After witnessing AFP pictures of her plight, she was brought to Istanbul for treatment. And her life just might change.
“Maya will walk,” said Dr Mehmet Zeki Culcu, the prosthesis specialist treating her at an Istanbul clinic. “God willing, in three months time.”
Maya is from Aleppo region. She had been living with her father at a camp for displaced people in Idlib, victims of Syria’s over seven-year civil war.
Her father Mohammad Merhi, 34, also shares the same disability known as congenital amputation. It means a person is born without lower limbs. He put together the homemade prosthesis for his daughter.
The Turkish Red Crescent intervened after the pictures of her shuffling with difficulty around the refugee camp made a huge impact. Both father and daughter were expatriated from Syria by the Turkish authorities and brought to Istanbul for treatment at a specialized clinic.
Maya, like her father, had been able to move around more easily by crawling. But recent surgery, which further reduced the length of her limbs, had obstructed this
“After the operation, she was not able to move around and was sitting the whole time in a tent,” Mohammad told AFP in an interview at the Istanbul clinic.
“In order for her to move out of the tent, I had the idea to fix on her limbs tubing, stuffed with a spongy material to reduce the pressure. Then, I added two empty cans of tuna because the plastic was not strong enough to resist the friction with the ground,” he told reporters. He added that he replaced the plastic tubing once a month and the tins once a week.
Maya walked outside of the tent and would even go on her own to the camp’s school with the makeshift prosthesis. Mohammad also has five other children. None of them suffer from the condition.
Her father will also be given prosthetic legs at the Turkish clinic. But it’s the providence of his daughter that he is worried about.“It’s more important that she can walk so that she is autonomous. It would be like a new life for us,” he said. “I dream of seeing her walk, going to school and back without suffering,” he added.
Dr Culcu said he had been “very touched” by the pictures of Maya walking on her tins and had decided to take on the cost of her prosthetic legs and those of her father.

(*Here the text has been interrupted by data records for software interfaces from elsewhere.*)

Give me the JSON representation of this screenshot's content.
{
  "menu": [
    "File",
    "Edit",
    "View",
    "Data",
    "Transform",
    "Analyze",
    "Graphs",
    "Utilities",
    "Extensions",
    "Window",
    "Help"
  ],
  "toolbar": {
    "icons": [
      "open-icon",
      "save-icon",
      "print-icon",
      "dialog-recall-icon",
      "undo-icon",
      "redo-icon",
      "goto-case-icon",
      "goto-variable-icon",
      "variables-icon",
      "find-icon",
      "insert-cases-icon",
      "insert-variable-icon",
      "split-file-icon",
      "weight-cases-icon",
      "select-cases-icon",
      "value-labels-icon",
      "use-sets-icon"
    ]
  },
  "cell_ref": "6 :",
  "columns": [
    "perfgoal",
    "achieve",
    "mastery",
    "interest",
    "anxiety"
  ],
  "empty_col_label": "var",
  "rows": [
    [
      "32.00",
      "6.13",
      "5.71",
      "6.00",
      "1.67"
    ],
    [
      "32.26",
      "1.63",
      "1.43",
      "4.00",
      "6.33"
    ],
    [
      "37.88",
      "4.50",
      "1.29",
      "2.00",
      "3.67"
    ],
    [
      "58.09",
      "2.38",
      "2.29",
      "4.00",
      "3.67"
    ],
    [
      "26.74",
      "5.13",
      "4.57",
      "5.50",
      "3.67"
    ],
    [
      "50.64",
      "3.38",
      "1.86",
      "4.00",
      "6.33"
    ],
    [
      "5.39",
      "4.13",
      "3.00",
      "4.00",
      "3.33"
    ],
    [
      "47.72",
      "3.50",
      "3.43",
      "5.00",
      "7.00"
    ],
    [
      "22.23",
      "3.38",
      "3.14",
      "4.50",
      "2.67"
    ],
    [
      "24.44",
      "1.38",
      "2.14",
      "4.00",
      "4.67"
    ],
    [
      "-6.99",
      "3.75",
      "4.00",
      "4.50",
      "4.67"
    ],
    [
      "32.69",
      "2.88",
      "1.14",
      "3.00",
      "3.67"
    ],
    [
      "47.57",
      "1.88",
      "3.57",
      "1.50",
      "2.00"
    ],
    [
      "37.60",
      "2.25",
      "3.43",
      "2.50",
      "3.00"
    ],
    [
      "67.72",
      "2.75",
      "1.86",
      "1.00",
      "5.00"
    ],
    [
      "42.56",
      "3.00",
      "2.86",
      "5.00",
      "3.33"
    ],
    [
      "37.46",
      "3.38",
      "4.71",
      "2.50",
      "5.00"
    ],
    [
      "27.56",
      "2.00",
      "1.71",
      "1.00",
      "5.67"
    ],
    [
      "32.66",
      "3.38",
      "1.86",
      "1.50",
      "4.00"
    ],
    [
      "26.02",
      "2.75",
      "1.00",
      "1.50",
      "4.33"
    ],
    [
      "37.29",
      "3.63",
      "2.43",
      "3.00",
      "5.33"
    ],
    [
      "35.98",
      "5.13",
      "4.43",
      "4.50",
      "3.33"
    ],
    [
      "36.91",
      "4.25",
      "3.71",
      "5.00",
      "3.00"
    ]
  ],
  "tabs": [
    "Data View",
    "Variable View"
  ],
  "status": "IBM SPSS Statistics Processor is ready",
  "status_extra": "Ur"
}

“We have been contacted by people all over the world who want to make the donation. But this issue is closed and I will take on the cost,” he said.
Picture Credit: Daily Sabah
Apoorva Lamba is an intern with SheThePeople.Tv